Every entry is to be returned unchanged, and no picture is to be included.

(Items from an interface collection)
****************

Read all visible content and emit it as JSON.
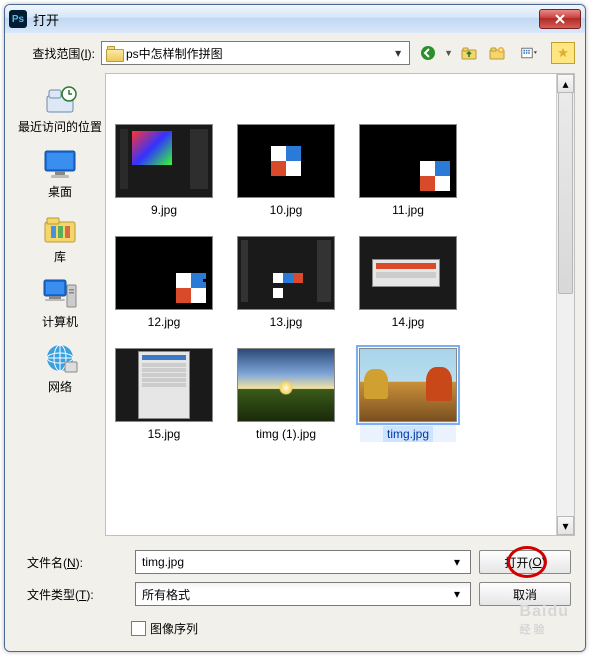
{
  "title": "打开",
  "lookin": {
    "label_pre": "查找范围(",
    "label_u": "I",
    "label_post": "):",
    "value": "ps中怎样制作拼图"
  },
  "toolbar": {
    "back": "back-icon",
    "up": "up-icon",
    "new": "new-folder-icon",
    "view": "view-icon",
    "star": "star-icon"
  },
  "places": [
    {
      "id": "recent",
      "label": "最近访问的位置"
    },
    {
      "id": "desktop",
      "label": "桌面"
    },
    {
      "id": "libraries",
      "label": "库"
    },
    {
      "id": "computer",
      "label": "计算机"
    },
    {
      "id": "network",
      "label": "网络"
    }
  ],
  "files": [
    {
      "name": "9.jpg",
      "kind": "ps-ui-palette"
    },
    {
      "name": "10.jpg",
      "kind": "squares-center"
    },
    {
      "name": "11.jpg",
      "kind": "squares-br"
    },
    {
      "name": "12.jpg",
      "kind": "puzzle"
    },
    {
      "name": "13.jpg",
      "kind": "ps-ui-sq"
    },
    {
      "name": "14.jpg",
      "kind": "dlg-small"
    },
    {
      "name": "15.jpg",
      "kind": "dlg-tall"
    },
    {
      "name": "timg (1).jpg",
      "kind": "sunset"
    },
    {
      "name": "timg.jpg",
      "kind": "painting",
      "selected": true
    }
  ],
  "filename": {
    "label_pre": "文件名(",
    "label_u": "N",
    "label_post": "):",
    "value": "timg.jpg"
  },
  "filetype": {
    "label_pre": "文件类型(",
    "label_u": "T",
    "label_post": "):",
    "value": "所有格式"
  },
  "buttons": {
    "open_pre": "打开(",
    "open_u": "O",
    "open_post": ")",
    "cancel": "取消"
  },
  "sequence": {
    "label": "图像序列"
  },
  "watermark": {
    "brand": "Baidu",
    "sub": "经验"
  }
}
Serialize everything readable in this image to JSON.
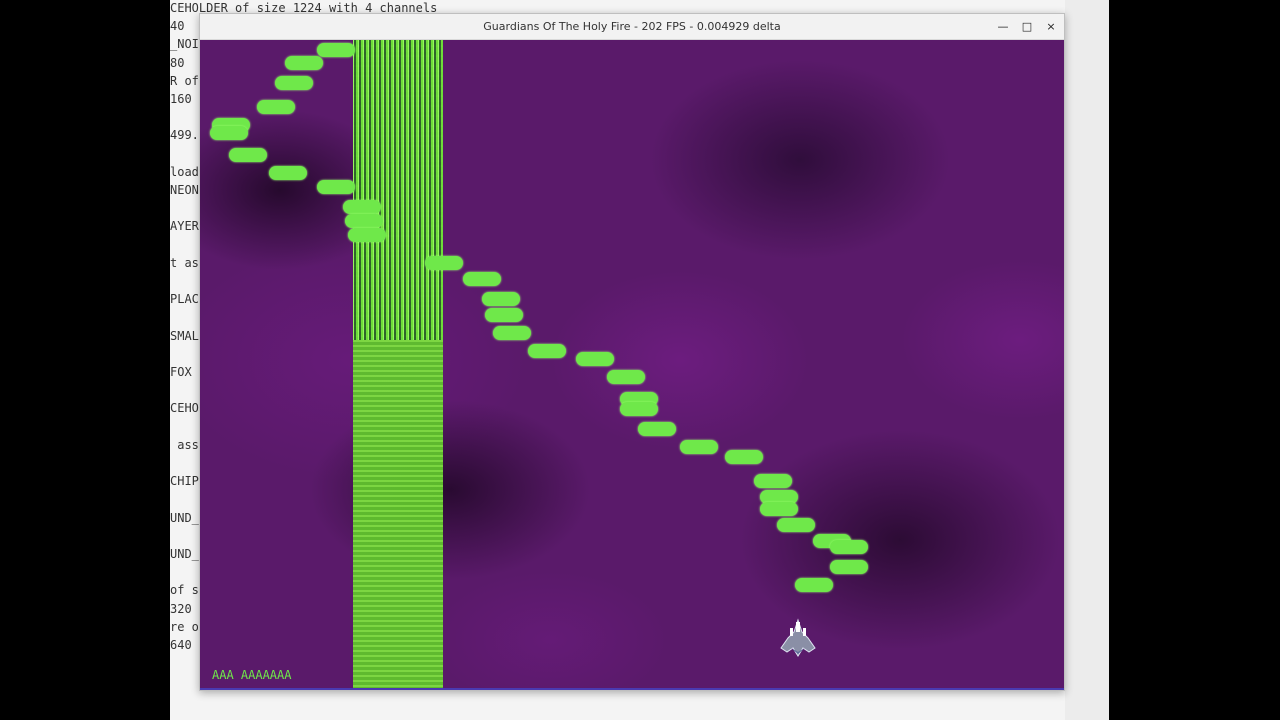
{
  "terminal": {
    "lines": [
      "CEHOLDER of size 1224 with 4 channels",
      "40",
      "_NOI",
      "80",
      "R of",
      "160",
      "",
      "499.",
      "",
      "load",
      "NEON",
      "",
      "AYER",
      "",
      "t as",
      "",
      "PLAC",
      "",
      "SMAL",
      "",
      "FOX",
      "",
      "CEHO",
      "",
      " ass",
      "",
      "CHIP",
      "",
      "UND_",
      "",
      "UND_",
      "",
      "of s",
      "320",
      "re o",
      "640"
    ]
  },
  "window": {
    "title": "Guardians Of The Holy Fire - 202 FPS - 0.004929 delta",
    "minimize_icon": "—",
    "maximize_icon": "□",
    "close_icon": "×"
  },
  "game": {
    "hud_text": "AAA AAAAAAA",
    "colors": {
      "bullet": "#6fe84a",
      "background": "#5a1a6a",
      "beam": "#7ee040"
    }
  }
}
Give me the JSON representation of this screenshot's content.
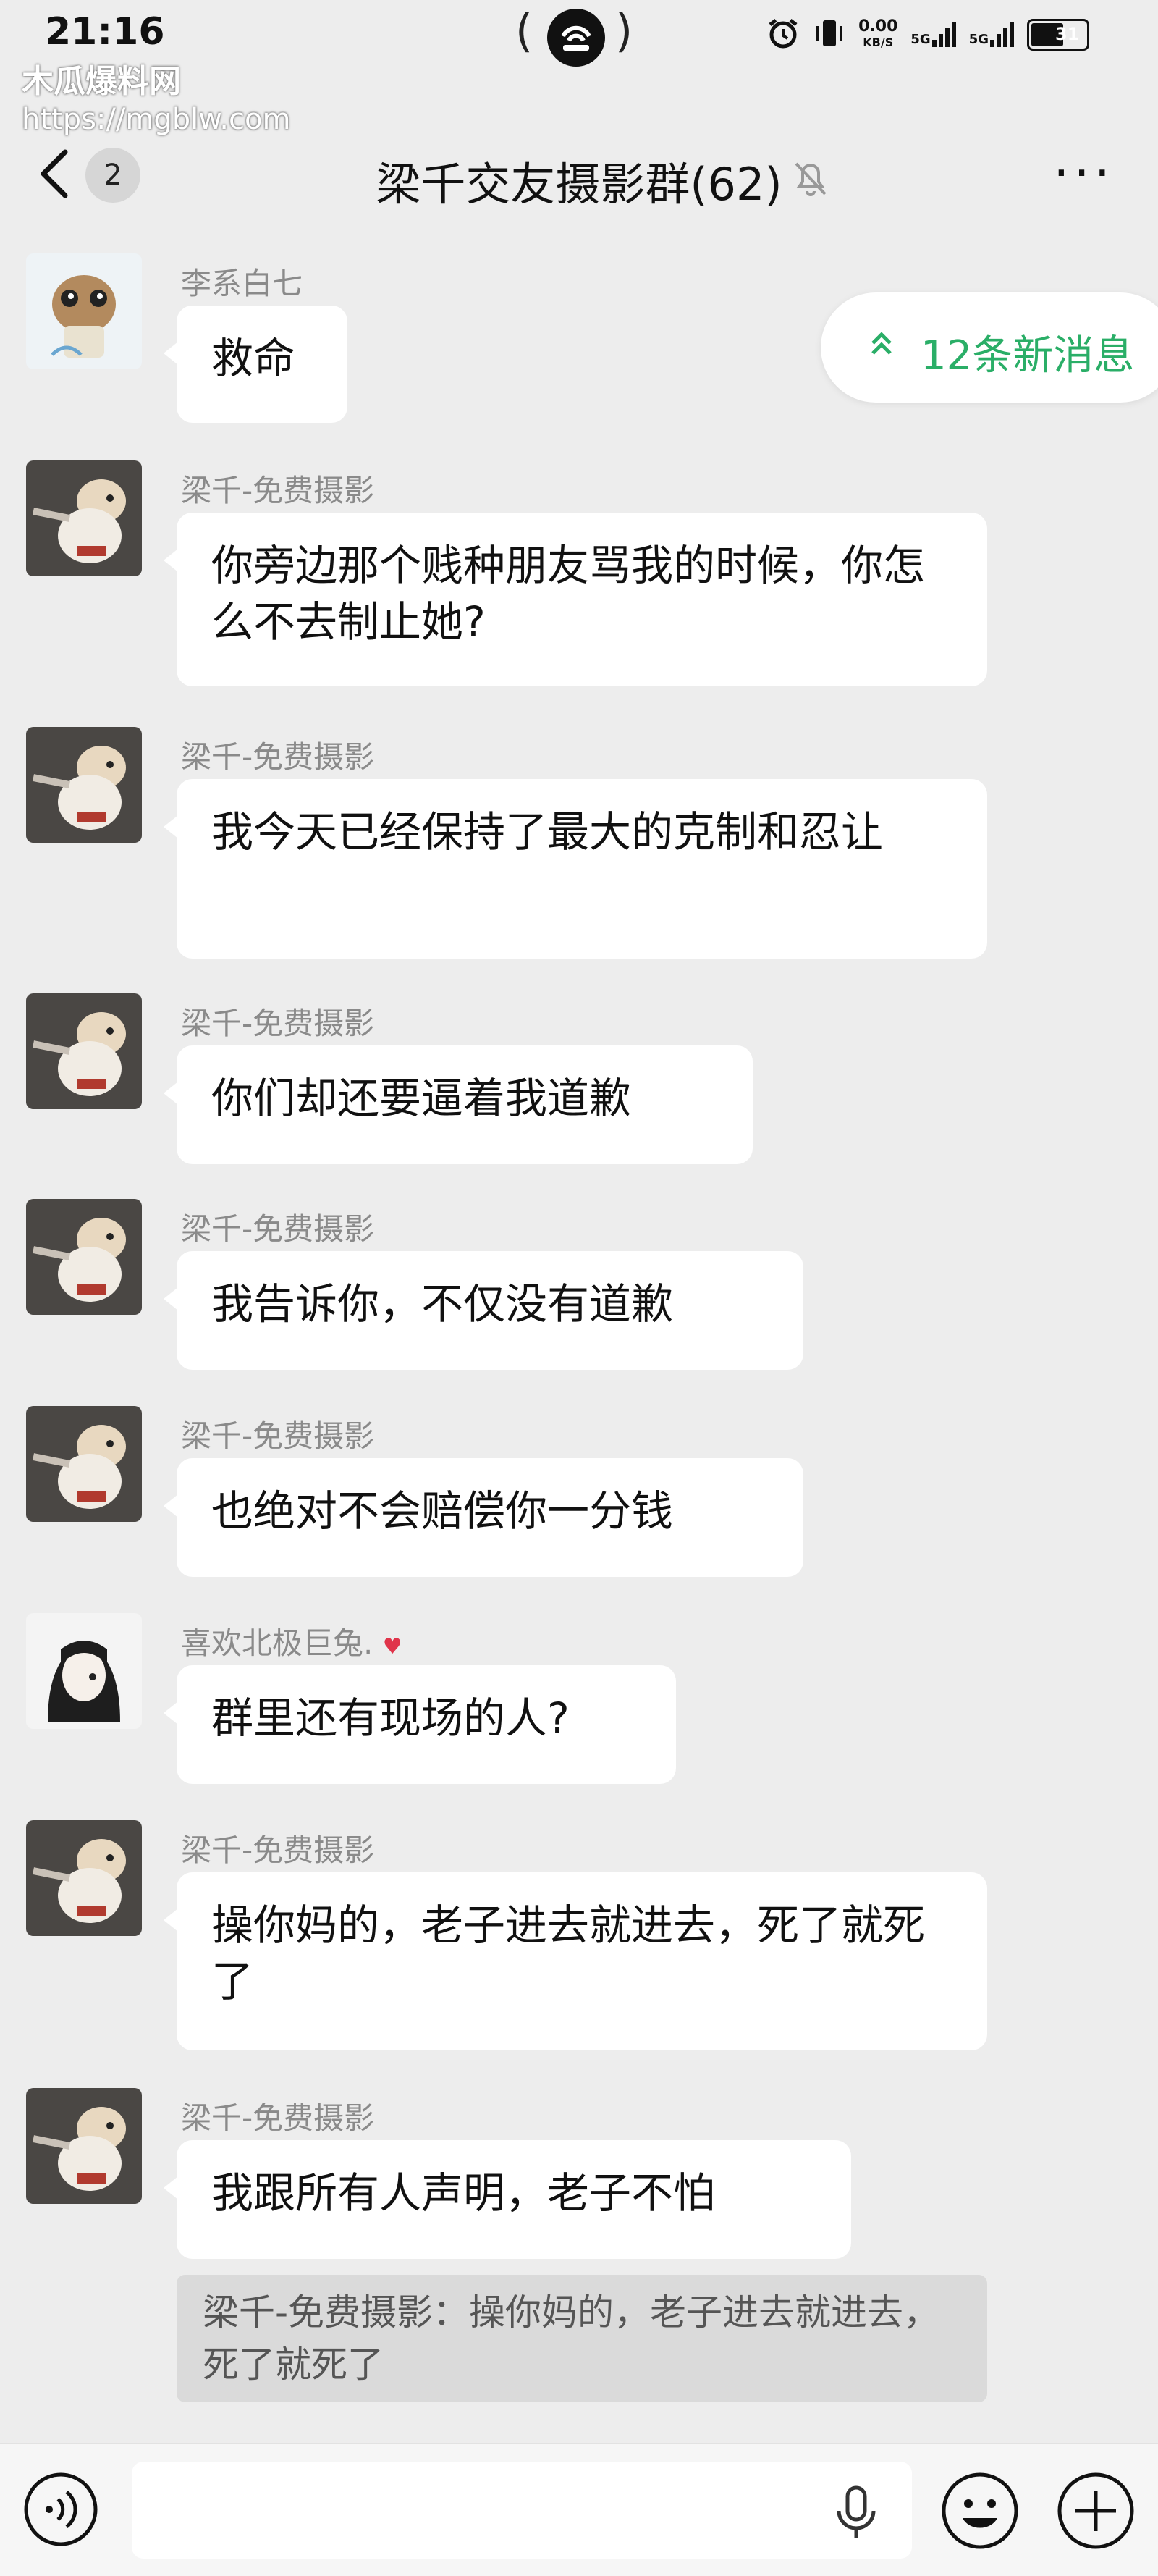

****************

RESPONSE
Read all visible content and emit it as JSON.
{
  "title": "打开",
  "lookin": {
    "label_pre": "查找范围(",
    "label_u": "I",
    "label_post": "):",
    "value": "ps中怎样制作拼图"
  },
  "toolbar": {
    "back": "back-icon",
    "up": "up-icon",
    "new": "new-folder-icon",
    "view": "view-icon",
    "star": "star-icon"
  },
  "places": [
    {
      "id": "recent",
      "label": "最近访问的位置"
    },
    {
      "id": "desktop",
      "label": "桌面"
    },
    {
      "id": "libraries",
      "label": "库"
    },
    {
      "id": "computer",
      "label": "计算机"
    },
    {
      "id": "network",
      "label": "网络"
    }
  ],
  "files": [
    {
      "name": "9.jpg",
      "kind": "ps-ui-palette"
    },
    {
      "name": "10.jpg",
      "kind": "squares-center"
    },
    {
      "name": "11.jpg",
      "kind": "squares-br"
    },
    {
      "name": "12.jpg",
      "kind": "puzzle"
    },
    {
      "name": "13.jpg",
      "kind": "ps-ui-sq"
    },
    {
      "name": "14.jpg",
      "kind": "dlg-small"
    },
    {
      "name": "15.jpg",
      "kind": "dlg-tall"
    },
    {
      "name": "timg (1).jpg",
      "kind": "sunset"
    },
    {
      "name": "timg.jpg",
      "kind": "painting",
      "selected": true
    }
  ],
  "filename": {
    "label_pre": "文件名(",
    "label_u": "N",
    "label_post": "):",
    "value": "timg.jpg"
  },
  "filetype": {
    "label_pre": "文件类型(",
    "label_u": "T",
    "label_post": "):",
    "value": "所有格式"
  },
  "buttons": {
    "open_pre": "打开(",
    "open_u": "O",
    "open_post": ")",
    "cancel": "取消"
  },
  "sequence": {
    "label": "图像序列"
  },
  "watermark": {
    "brand": "Baidu",
    "sub": "经验"
  }
}
Serialize everything readable in this image to JSON.
{
  "terminal": {
    "lines": [
      "CEHOLDER of size 1224 with 4 channels",
      "40",
      "_NOI",
      "80",
      "R of",
      "160",
      "",
      "499.",
      "",
      "load",
      "NEON",
      "",
      "AYER",
      "",
      "t as",
      "",
      "PLAC",
      "",
      "SMAL",
      "",
      "FOX",
      "",
      "CEHO",
      "",
      " ass",
      "",
      "CHIP",
      "",
      "UND_",
      "",
      "UND_",
      "",
      "of s",
      "320",
      "re o",
      "640"
    ]
  },
  "window": {
    "title": "Guardians Of The Holy Fire - 202 FPS - 0.004929 delta",
    "minimize_icon": "—",
    "maximize_icon": "□",
    "close_icon": "×"
  },
  "game": {
    "hud_text": "AAA AAAAAAA",
    "colors": {
      "bullet": "#6fe84a",
      "background": "#5a1a6a",
      "beam": "#7ee040"
    }
  }
}
Give me the JSON representation of this screenshot's content.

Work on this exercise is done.